Germany's struggling Deutsche Bank said yesterday it would cut 18,000 jobs by 2022, downsizing its volatile investment banking division in a restructuring aimed at restoring consistent profitability and better returns to shareholders.
The Frankfurt-headquartered bank said it would cut roughly a quarter of its total annual costs, from €22.8 billion ($39 billion) last year to €17 billion, through steps such as dropping the investment bank's stock-trading business.
It also plans to slim the division focused on fixed-income investments.
The aim is to focus on areas where the bank is among market leaders, and on businesses with steadier earnings such as serving corporate customers.
For years, Deutsche Bank has struggled with regulatory penalties and fines, weak profits, high costs and a falling share price. The bank went three straight years without turning an annual profit before recording positive earnings of €341 million for 2018. CEO Christian Sewing took over last year and promised faster restructuring after predecessor John Cryan was perceived to have moved too slowly.
Deutsche Bank shares rose 2.5 per cent on Friday to €7.18 as markets anticipated a restructuring announcement. That is far below levels from mid-2015, when the shares traded over €30 per share. Shareholders received a dividend of only 11 cents per share for 2017 and 2018.
The bank said one-time charges from the changes would mean a net loss of €2.8 billion in the second quarter. Excluding the charges, net profit would have been about €120 million
The restructuring follows the failure in April of merger talks with German rival Commerzbank. Deutsche Bank said the combination would not make business sense, but that left open the question of what strategy the bank could pursue to make its business leaner and more profitable.
As part of the restructuring the bank said it would create a separate unit to dispose of billions in investments that are less profitable or no longer fit its strategy. The bank said it did not expect to have to raise additional capital from shareholders.
When complete, the job cuts are to reduce the workforce to 74,000. The bank would not say where the cuts would fall; many of its investment banking activities are carried out in New York and London.
The bank paid billions in fines and settlements related to behaviour before and after the global financial crisis, including a $7.2 billion settlement in 2017 with the Justice Department over selling bonds based on mortgages to people with shaky credit. But that hasn't ended the negative headlines. Two congressional committees have subpoenaed Deutsche Bank documents as part their investigations into US President Donald Trump and his company. Deutsche Bank was one of the few banks willing to lend to Trump after a series of corporate bankruptcies and defaults starting in the early 1990s.

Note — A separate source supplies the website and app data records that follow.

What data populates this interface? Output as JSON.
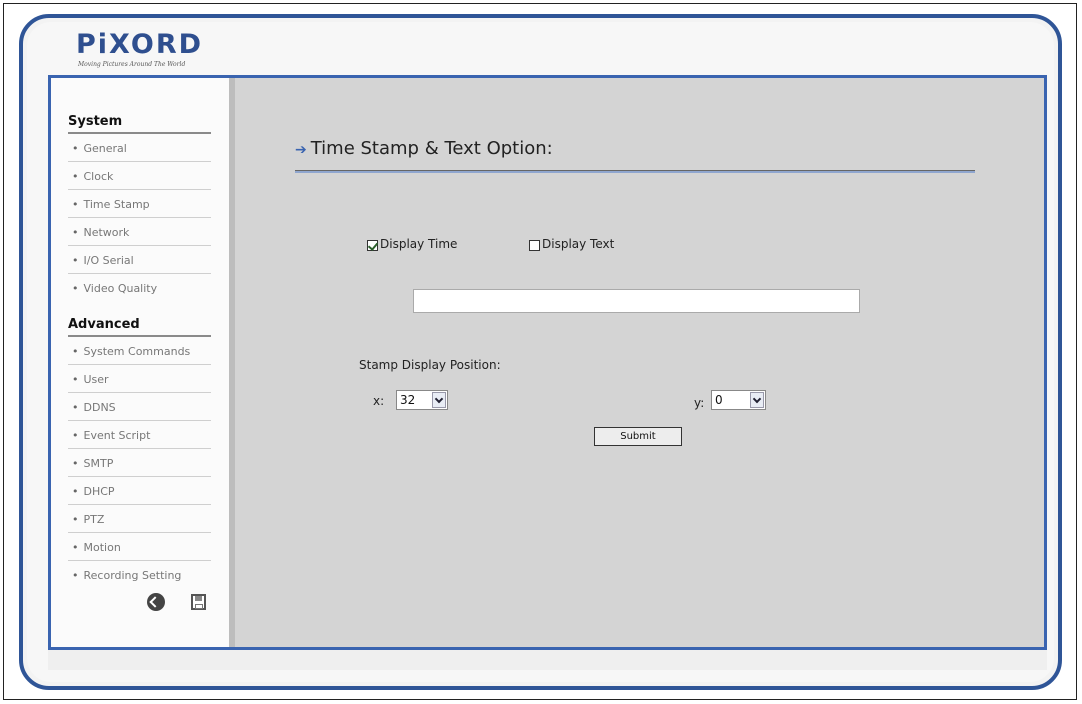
{
  "logo": {
    "name": "PiXORD",
    "tagline": "Moving Pictures Around The World"
  },
  "sidebar": {
    "system_title": "System",
    "system_items": [
      {
        "label": "General"
      },
      {
        "label": "Clock"
      },
      {
        "label": "Time Stamp"
      },
      {
        "label": "Network"
      },
      {
        "label": "I/O Serial"
      },
      {
        "label": "Video Quality"
      }
    ],
    "advanced_title": "Advanced",
    "advanced_items": [
      {
        "label": "System Commands"
      },
      {
        "label": "User"
      },
      {
        "label": "DDNS"
      },
      {
        "label": "Event Script"
      },
      {
        "label": "SMTP"
      },
      {
        "label": "DHCP"
      },
      {
        "label": "PTZ"
      },
      {
        "label": "Motion"
      },
      {
        "label": "Recording Setting"
      }
    ],
    "icons": {
      "back": "back-arrow-icon",
      "save": "floppy-disk-icon"
    }
  },
  "main": {
    "title": "Time Stamp & Text Option:",
    "display_time": {
      "label": "Display Time",
      "checked": true
    },
    "display_text": {
      "label": "Display Text",
      "checked": false
    },
    "text_value": "",
    "position_label": "Stamp Display Position:",
    "x_label": "x:",
    "x_value": "32",
    "y_label": "y:",
    "y_value": "0",
    "submit_label": "Submit"
  },
  "colors": {
    "accent": "#3a64b0",
    "content_bg": "#d4d4d4",
    "logo": "#2f4f8f"
  }
}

Trump had sued Deutsche Bank to stop the subpoenas, but a judge in May ruled against the president.